Sometimes, there is good news. Sometimes, “the system” works the way it is supposed to. For instance, back in June, an Administrative Law Judge awarded Empire District Electric Co. basically everything it requested - one of the largest rate increases in Oklahoma history! The ALJ had awarded an approximate 31 percent increase in the base rates and a 20 percent increase to the electric bills of the 4,689 customers in and around 10 cities and towns in Ottawa, Delaware and Craig counties. It would have been devastating to many families, the schools, churches, municipalities and businesses that are all customers. It would have hurt the whole area, not just its customers. But our local folks continued the fight against the Canadian owned utility giant to the Oklahoma Corporation Commission, the last step before going to court. We took a two pronged approach to beat this overreaching: a legal battle led by Tulsa attorney Tom Schroedter for the Oklahoma Industrial Energy Consumers, a group of local industries and Tribes that put up the money for the legal fight, and a public relations campaign. Both were necessary, and working together, it appears we were successful. I am very proud of our citizens and businesses that helped. The Corporation Commission was flooded with calls, emails, petitions and letters. City governments and Counties passed resolutions objecting to the requested rate hike. The Miami Regional Chamber of Commerce, led by Steve Gilbert coordinated the effort. AARP got involved on behalf of all the senior citizens on fixed incomes. All our local legislators, State Representatives Chuck Hoskin (D, Vinita) and Josh West (R, Grove) and Senators Wayne Shaw (R, Grove) and Micheal Bergstrom (R, Adair) joined me in letting our opposition to the rate hike be known to the Commissioners. Although the official order has not yet been released, the Commission has let it be known that the ALJ’s award will be rejected and a much more fair and modest increase will be allowed. The Commission will allow Empire to recover the proportionate share of the costs of the federally mandated improvements at their generation facilities from their Oklahoma customers. That makes sense. Congratulations to all who helped.

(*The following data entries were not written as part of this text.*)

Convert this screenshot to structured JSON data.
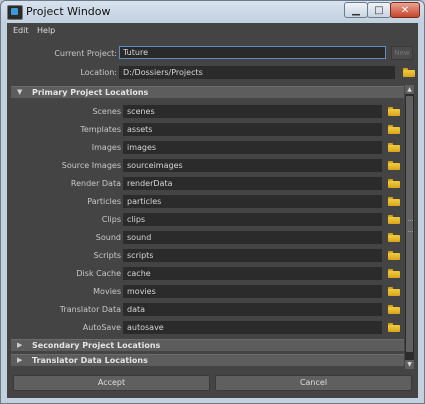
{
  "window": {
    "title": "Project Window"
  },
  "menu": [
    "Edit",
    "Help"
  ],
  "current_project": {
    "label": "Current Project:",
    "value": "Tuture",
    "new_label": "New"
  },
  "location": {
    "label": "Location:",
    "value": "D:/Dossiers/Projects"
  },
  "sections": {
    "primary": "Primary Project Locations",
    "secondary": "Secondary Project Locations",
    "translator": "Translator Data Locations"
  },
  "rows": [
    {
      "label": "Scenes",
      "value": "scenes"
    },
    {
      "label": "Templates",
      "value": "assets"
    },
    {
      "label": "Images",
      "value": "images"
    },
    {
      "label": "Source Images",
      "value": "sourceimages"
    },
    {
      "label": "Render Data",
      "value": "renderData"
    },
    {
      "label": "Particles",
      "value": "particles"
    },
    {
      "label": "Clips",
      "value": "clips"
    },
    {
      "label": "Sound",
      "value": "sound"
    },
    {
      "label": "Scripts",
      "value": "scripts"
    },
    {
      "label": "Disk Cache",
      "value": "cache"
    },
    {
      "label": "Movies",
      "value": "movies"
    },
    {
      "label": "Translator Data",
      "value": "data"
    },
    {
      "label": "AutoSave",
      "value": "autosave"
    }
  ],
  "buttons": {
    "accept": "Accept",
    "cancel": "Cancel"
  },
  "icons": {
    "folder": "folder-icon",
    "app": "app-icon"
  },
  "colors": {
    "panel_bg": "#444444",
    "field_bg": "#2b2b2b",
    "folder": "#f2cc3b",
    "accent_border": "#5c8fc0"
  }
}
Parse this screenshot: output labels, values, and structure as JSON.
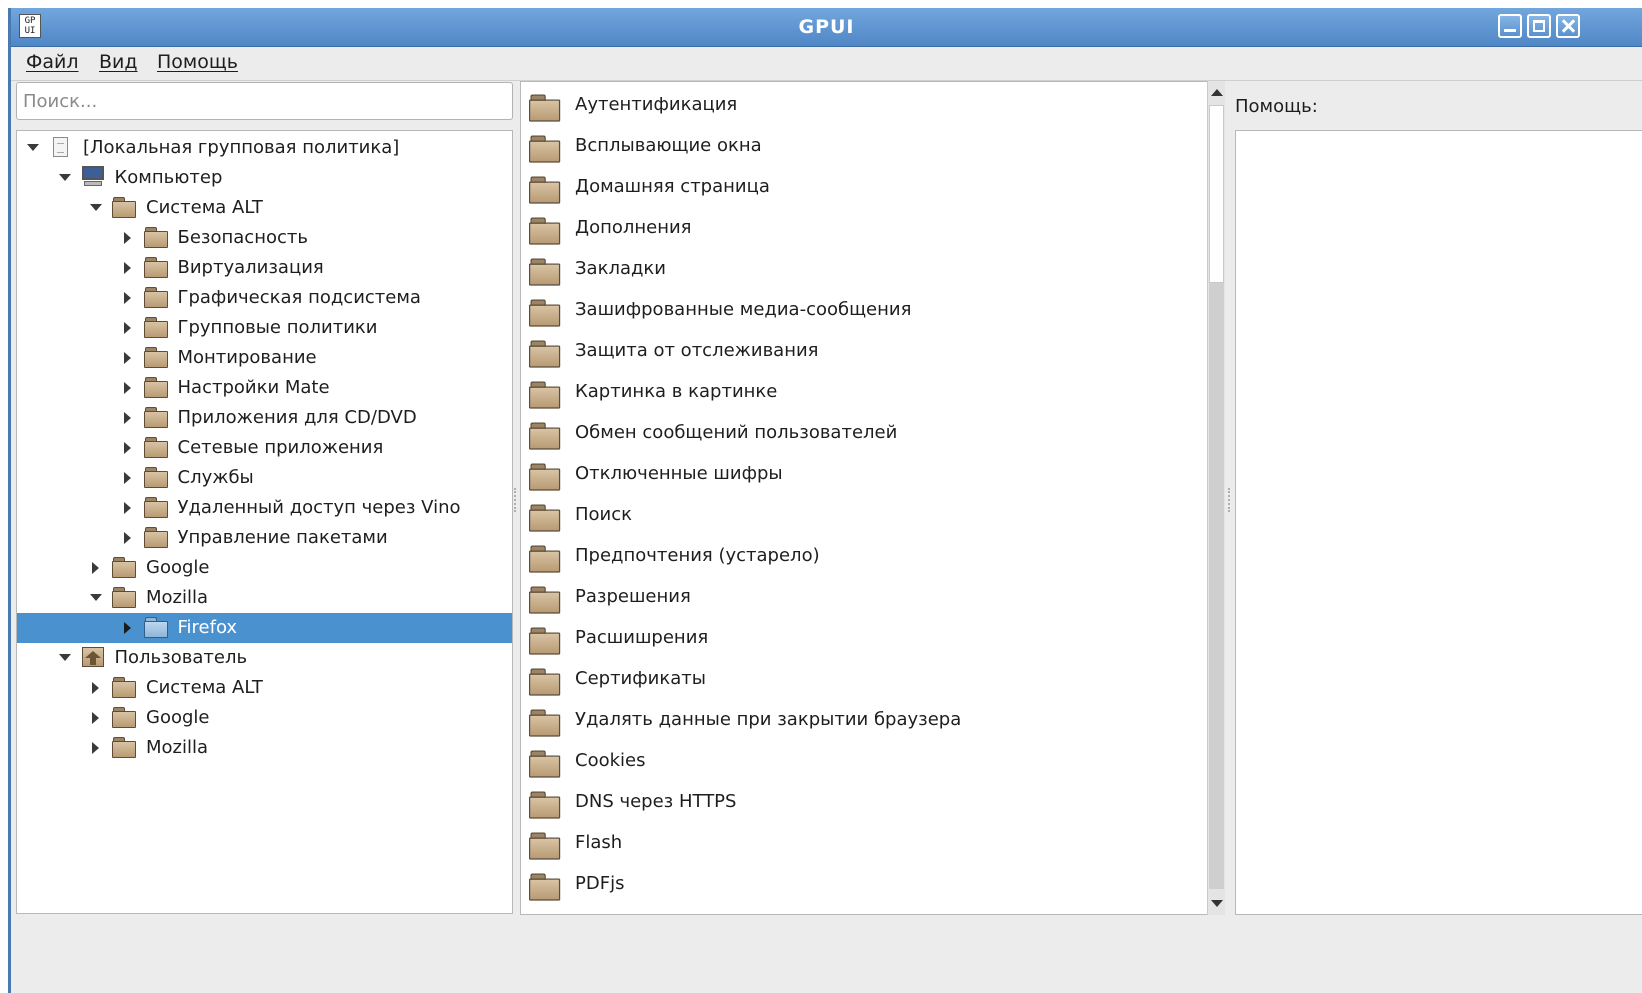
{
  "window": {
    "title": "GPUI",
    "app_icon_text": "GP\nUI",
    "controls": [
      "minimize-icon",
      "maximize-icon",
      "close-icon"
    ]
  },
  "menubar": {
    "file": "Файл",
    "view": "Вид",
    "help": "Помощь"
  },
  "search": {
    "placeholder": "Поиск..."
  },
  "tree": {
    "items": [
      {
        "label": "[Локальная групповая политика]",
        "level": 0,
        "expanded": true,
        "icon": "document-icon"
      },
      {
        "label": "Компьютер",
        "level": 1,
        "expanded": true,
        "icon": "computer-icon"
      },
      {
        "label": "Система ALT",
        "level": 2,
        "expanded": true,
        "icon": "folder-icon"
      },
      {
        "label": "Безопасность",
        "level": 3,
        "expanded": false,
        "icon": "folder-icon"
      },
      {
        "label": "Виртуализация",
        "level": 3,
        "expanded": false,
        "icon": "folder-icon"
      },
      {
        "label": "Графическая подсистема",
        "level": 3,
        "expanded": false,
        "icon": "folder-icon"
      },
      {
        "label": "Групповые политики",
        "level": 3,
        "expanded": false,
        "icon": "folder-icon"
      },
      {
        "label": "Монтирование",
        "level": 3,
        "expanded": false,
        "icon": "folder-icon"
      },
      {
        "label": "Настройки Mate",
        "level": 3,
        "expanded": false,
        "icon": "folder-icon"
      },
      {
        "label": "Приложения для CD/DVD",
        "level": 3,
        "expanded": false,
        "icon": "folder-icon"
      },
      {
        "label": "Сетевые приложения",
        "level": 3,
        "expanded": false,
        "icon": "folder-icon"
      },
      {
        "label": "Службы",
        "level": 3,
        "expanded": false,
        "icon": "folder-icon"
      },
      {
        "label": "Удаленный доступ через Vino",
        "level": 3,
        "expanded": false,
        "icon": "folder-icon"
      },
      {
        "label": "Управление пакетами",
        "level": 3,
        "expanded": false,
        "icon": "folder-icon"
      },
      {
        "label": "Google",
        "level": 2,
        "expanded": false,
        "icon": "folder-icon"
      },
      {
        "label": "Mozilla",
        "level": 2,
        "expanded": true,
        "icon": "folder-icon"
      },
      {
        "label": "Firefox",
        "level": 3,
        "expanded": false,
        "icon": "folder-icon",
        "selected": true
      },
      {
        "label": "Пользователь",
        "level": 1,
        "expanded": true,
        "icon": "home-icon"
      },
      {
        "label": "Система ALT",
        "level": 2,
        "expanded": false,
        "icon": "folder-icon"
      },
      {
        "label": "Google",
        "level": 2,
        "expanded": false,
        "icon": "folder-icon"
      },
      {
        "label": "Mozilla",
        "level": 2,
        "expanded": false,
        "icon": "folder-icon"
      }
    ]
  },
  "content": {
    "items": [
      "Аутентификация",
      "Всплывающие окна",
      "Домашняя страница",
      "Дополнения",
      "Закладки",
      "Зашифрованные медиа-сообщения",
      "Защита от отслеживания",
      "Картинка в картинке",
      "Обмен сообщений пользователей",
      "Отключенные шифры",
      "Поиск",
      "Предпочтения (устарело)",
      "Разрешения",
      "Расшишрения",
      "Сертификаты",
      "Удалять данные при закрытии браузера",
      "Cookies",
      "DNS через HTTPS",
      "Flash",
      "PDFjs"
    ]
  },
  "help": {
    "label": "Помощь:"
  },
  "colors": {
    "titlebar": "#5a91cf",
    "selection": "#4a91cf",
    "folder": "#c9b08c"
  }
}
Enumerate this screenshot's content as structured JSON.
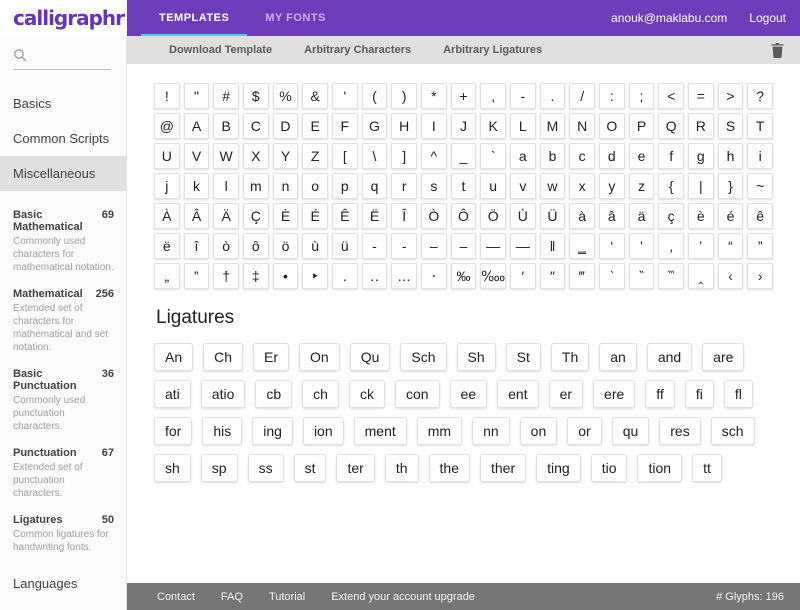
{
  "header": {
    "logo": "calligraphr",
    "tabs": [
      {
        "label": "TEMPLATES",
        "active": true
      },
      {
        "label": "MY FONTS",
        "active": false
      }
    ],
    "email": "anouk@maklabu.com",
    "logout_label": "Logout"
  },
  "toolbar": {
    "buttons": [
      "Download Template",
      "Arbitrary Characters",
      "Arbitrary Ligatures"
    ]
  },
  "sidebar": {
    "search_placeholder": "",
    "sections": {
      "basics": "Basics",
      "common_scripts": "Common Scripts",
      "miscellaneous": "Miscellaneous",
      "languages": "Languages"
    },
    "misc_items": [
      {
        "name": "Basic Mathematical",
        "count": "69",
        "desc": "Commonly used characters for mathematical notation."
      },
      {
        "name": "Mathematical",
        "count": "256",
        "desc": "Extended set of characters for mathematical and set notation."
      },
      {
        "name": "Basic Punctuation",
        "count": "36",
        "desc": "Commonly used punctuation characters."
      },
      {
        "name": "Punctuation",
        "count": "67",
        "desc": "Extended set of punctuation characters."
      },
      {
        "name": "Ligatures",
        "count": "50",
        "desc": "Common ligatures for handwriting fonts."
      }
    ]
  },
  "glyphs": {
    "rows": [
      [
        "!",
        "\"",
        "#",
        "$",
        "%",
        "&",
        "'",
        "(",
        ")",
        "*",
        "+",
        ",",
        "-",
        ".",
        "/",
        ":",
        ";",
        "<",
        "=",
        ">",
        "?"
      ],
      [
        "@",
        "A",
        "B",
        "C",
        "D",
        "E",
        "F",
        "G",
        "H",
        "I",
        "J",
        "K",
        "L",
        "M",
        "N",
        "O",
        "P",
        "Q",
        "R",
        "S",
        "T"
      ],
      [
        "U",
        "V",
        "W",
        "X",
        "Y",
        "Z",
        "[",
        "\\",
        "]",
        "^",
        "_",
        "`",
        "a",
        "b",
        "c",
        "d",
        "e",
        "f",
        "g",
        "h",
        "i"
      ],
      [
        "j",
        "k",
        "l",
        "m",
        "n",
        "o",
        "p",
        "q",
        "r",
        "s",
        "t",
        "u",
        "v",
        "w",
        "x",
        "y",
        "z",
        "{",
        "|",
        "}",
        "~"
      ],
      [
        "À",
        "Â",
        "Ä",
        "Ç",
        "È",
        "É",
        "Ê",
        "Ë",
        "Î",
        "Ò",
        "Ô",
        "Ö",
        "Ù",
        "Ü",
        "à",
        "â",
        "ä",
        "ç",
        "è",
        "é",
        "ê"
      ],
      [
        "ë",
        "î",
        "ò",
        "ô",
        "ö",
        "ù",
        "ü",
        "‐",
        "‑",
        "‒",
        "–",
        "—",
        "―",
        "‖",
        "‗",
        "‘",
        "’",
        "‚",
        "‛",
        "“",
        "”"
      ],
      [
        "„",
        "‟",
        "†",
        "‡",
        "•",
        "‣",
        "․",
        "‥",
        "…",
        "‧",
        "‰",
        "‱",
        "′",
        "″",
        "‴",
        "‵",
        "‶",
        "‷",
        "‸",
        "‹",
        "›"
      ]
    ]
  },
  "ligatures": {
    "heading": "Ligatures",
    "items": [
      "An",
      "Ch",
      "Er",
      "On",
      "Qu",
      "Sch",
      "Sh",
      "St",
      "Th",
      "an",
      "and",
      "are",
      "ati",
      "atio",
      "cb",
      "ch",
      "ck",
      "con",
      "ee",
      "ent",
      "er",
      "ere",
      "ff",
      "fi",
      "fl",
      "for",
      "his",
      "ing",
      "ion",
      "ment",
      "mm",
      "nn",
      "on",
      "or",
      "qu",
      "res",
      "sch",
      "sh",
      "sp",
      "ss",
      "st",
      "ter",
      "th",
      "the",
      "ther",
      "ting",
      "tio",
      "tion",
      "tt"
    ]
  },
  "footer": {
    "links": [
      "Contact",
      "FAQ",
      "Tutorial",
      "Extend your account upgrade"
    ],
    "glyph_count": "# Glyphs: 196"
  },
  "colors": {
    "header_purple": "#6d3cba",
    "logo_purple": "#6633b9",
    "active_tab_underline": "#4dd0e1",
    "toolbar_gray": "#e0e0e0",
    "footer_gray": "#757575",
    "selected_nav_gray": "#e0e0e0"
  }
}
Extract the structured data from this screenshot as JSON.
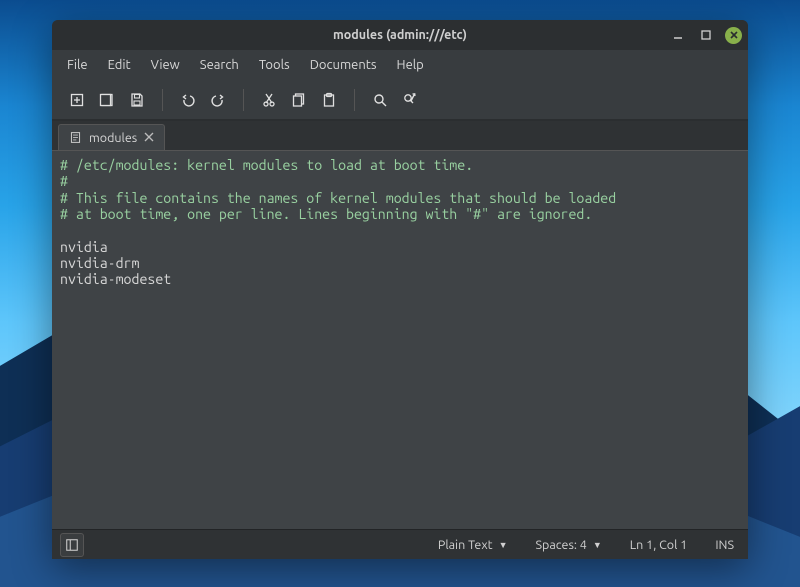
{
  "window": {
    "title": "modules (admin:///etc)"
  },
  "menubar": [
    "File",
    "Edit",
    "View",
    "Search",
    "Tools",
    "Documents",
    "Help"
  ],
  "tabs": [
    {
      "label": "modules"
    }
  ],
  "editor": {
    "lines": [
      "# /etc/modules: kernel modules to load at boot time.",
      "#",
      "# This file contains the names of kernel modules that should be loaded",
      "# at boot time, one per line. Lines beginning with \"#\" are ignored.",
      "",
      "nvidia",
      "nvidia-drm",
      "nvidia-modeset"
    ]
  },
  "statusbar": {
    "mode": "Plain Text",
    "spaces": "Spaces: 4",
    "position": "Ln 1, Col 1",
    "insert": "INS"
  },
  "icons": {
    "new": "new-file-icon",
    "open": "open-icon",
    "save": "save-icon",
    "undo": "undo-icon",
    "redo": "redo-icon",
    "cut": "cut-icon",
    "copy": "copy-icon",
    "paste": "paste-icon",
    "search": "search-icon",
    "replace": "replace-icon"
  }
}
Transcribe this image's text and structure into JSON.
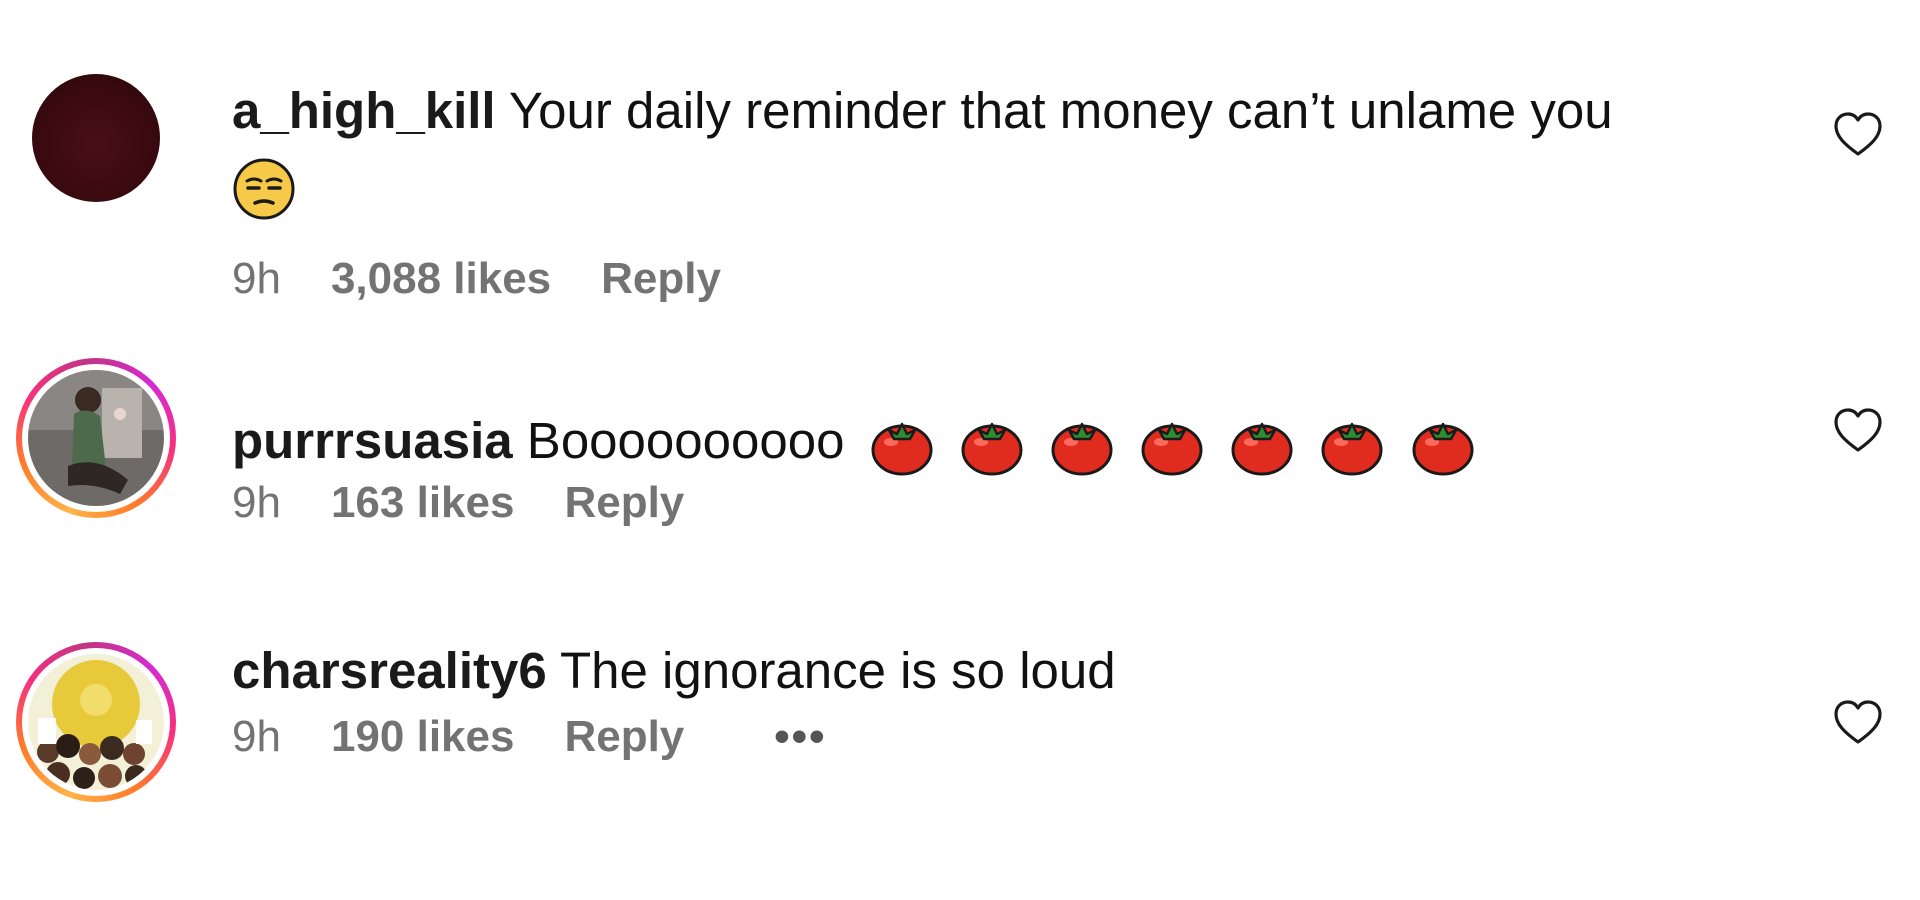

Secondly, in the wake of the Oklahoma Supreme Court throwing out the tobacco “fee” which everyone knew was nothing more than a tax, designed to balance the budget, there has been some actual, meaningful, bipartisan conversation about how, when the Governor calls the Legislature back into a special session, we can take some long-term steps to help try to fix some of Oklahoma’s budget issues, rather than slapping another band-aid on our catastrophic financial hemorrhaging. House and Senate Democratic leadership has been talking with the Governor’s office and in turn with Senate (Republican) leadership. Since the unanimous tobacco ruling, the Supreme Court has upheld, in a 5-4 opinion, the elimination of a sales tax exemption on new car purchases. But, there is still one more case waiting for the Supreme Court to decide (concerning a new fee/tax on hybrid and electric cars). Once that is done, most legislators believe the Governor will call us back. She will define what issues we can address in the special session and the big question is will she let us try to solve some of the State’s income deficiencies, or will she only let us fill the gaps left by the taxes thrown out by the Supreme Court?
Conspicuous in their absence in those talks, is the House (Republican) leadership. Hopefully, they will want to come to the table, or at least, by pressures from the public and enough of their own caucus members that want to fix the problems, they also will be willing to sit down with the others for some meaningful conversation. Hopefully, based on the conversations that have been going on, the Governor will allow us to try to fix some of the problems. Hopefully, like the NE Oklahoma community did in the Empire case, we can all work together for the benefit of all Oklahomans. Hopefully, this will be one of those times that the system works like it is supposed to.
Psalms 35:10 O LORD, who is like you, who rescue the afflicted from the powerful, the afflicted and needy from the despoiler?
To contact Representative Ben Loring (Dist. 7 -Democrat) – 201 16th Pl. SW, Miami, OK 74354; 2300 N. Lincoln Blvd., Oklahoma City, OK 73105; 405.557.7399; email@example.com.